The media

Partly this was justified as he appeared to play with the brakes applied. Mostly, it was the media who began a witch hunt against Özil. This raises the question whether the media are to blame for the way this debate went. This is an ambivalent question simply because the media can't be blamed for doing their job. Reporting on issues such as this is surely one thing, creating a climate of blame is quite another. Yet most framed their coverage of Germany's underwhelming World Cup campaign with images of Mesut Özil; not Hummel, Neuer or Khedira but Özil. Thus, he was automatically seen as the public face of the debacle.

In the days after the player announcedd his retirement from the German national team, the papers were all over him and his explanation. Most notably Bild Zeitung, Germany’s notorious tabloid known for twisting facts and tweaking the truth if needed. For years their discriminatory coverage of refugees helped stir up negative public opinion. Former Chancellor Gerhard Schröder once declared he only needed Bild, BamS und Glotze to stay informed; BamS is the sunday edition of Bild and Glotze is a derogatory term for television. Surely, Bild did not need any politician to make politics their way, not least a social democrat like Schröder. Bild has always been a right leaning, conservative paper from its very beginning in 1952.

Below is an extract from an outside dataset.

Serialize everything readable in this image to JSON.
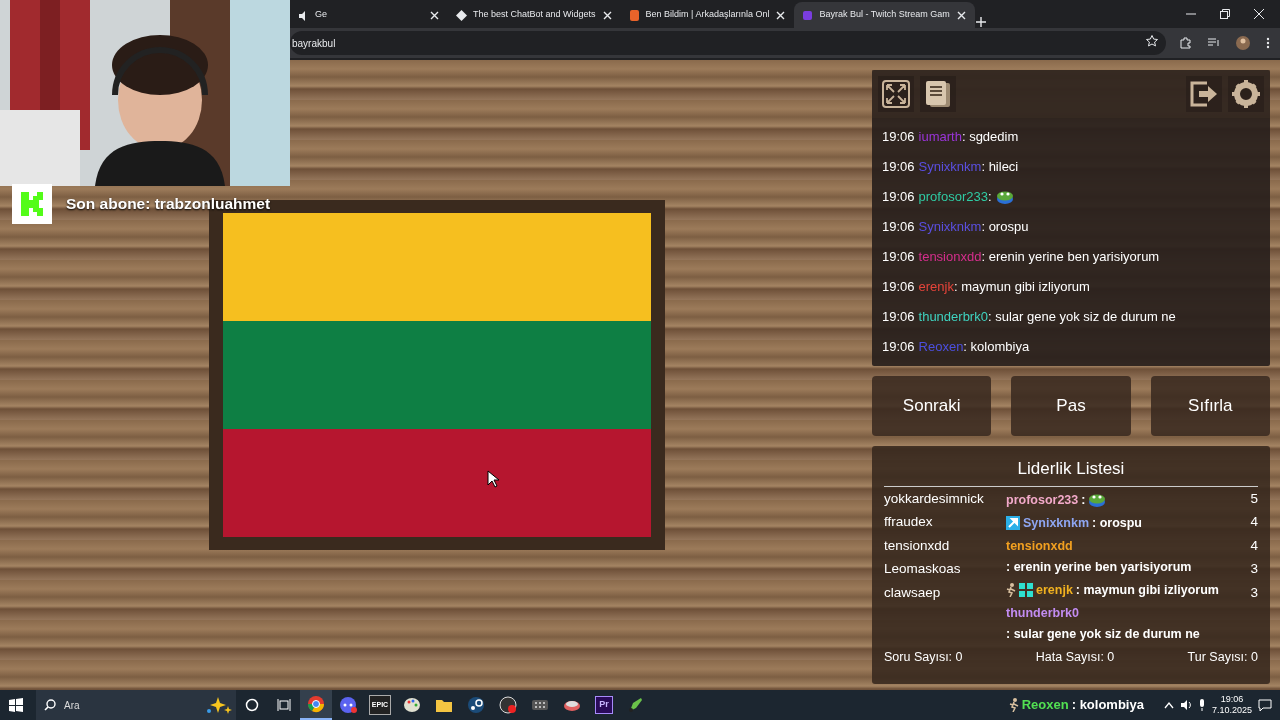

This paper attacked the player ferociously and never tried to look any deeper into accusations of racism within football. The headline on the front page ran “Özil: shameful retirement and mazy reckoning with Germany.” It was Özil against Germany; him against us.

No winners, just losers?

The whole affair has left a sour aftertaste and no one comes out of it looking good. The German national team have lost a player of outstanding quality; the DFB has damaged its own image almost beyond repair; it is a scandal that Reinhard Grindel, its president, is still in charge and behaves as though nothing has happened. That is an even greater shame considering that the DFB has launched several initiatives that saw thousands of refugees start playing football; between March 2015 and October 2016, 2,750 clubs have offered refugees the chance to play and in 2015 alone there were 42,000 new registrations from refugees showing that the DFB is well aware of its crucial role in society. That the president of this very association failed to step up and support Mesut Özil is shameful; that the team themselves could not come out with something like the Swedish did with their player Jimmy Durmaz, who is coincidentally also of Turkish descent, speaks volumes. The AfD will see their points about migration vindicated, spreading their poison further.

Yes, the photo shoot was not the best idea and instead of being forgotten became a millstone that dragged Germany and German football into an ill-fated debate about racism. While such debate must take place, it should not be left to those screaming from the right wing. All of society must engage and not just in Germany but across Europe. This way it may be possible that 2018 will be remembered as the year in which Germany exited early from the World Cup in Russia but also in which a thoughtful debate about one of the most pressing issues of our time began.

DR. CHRISTOPH WAGNER - @wagnerc23

http://www.anoldinternational.co.uk/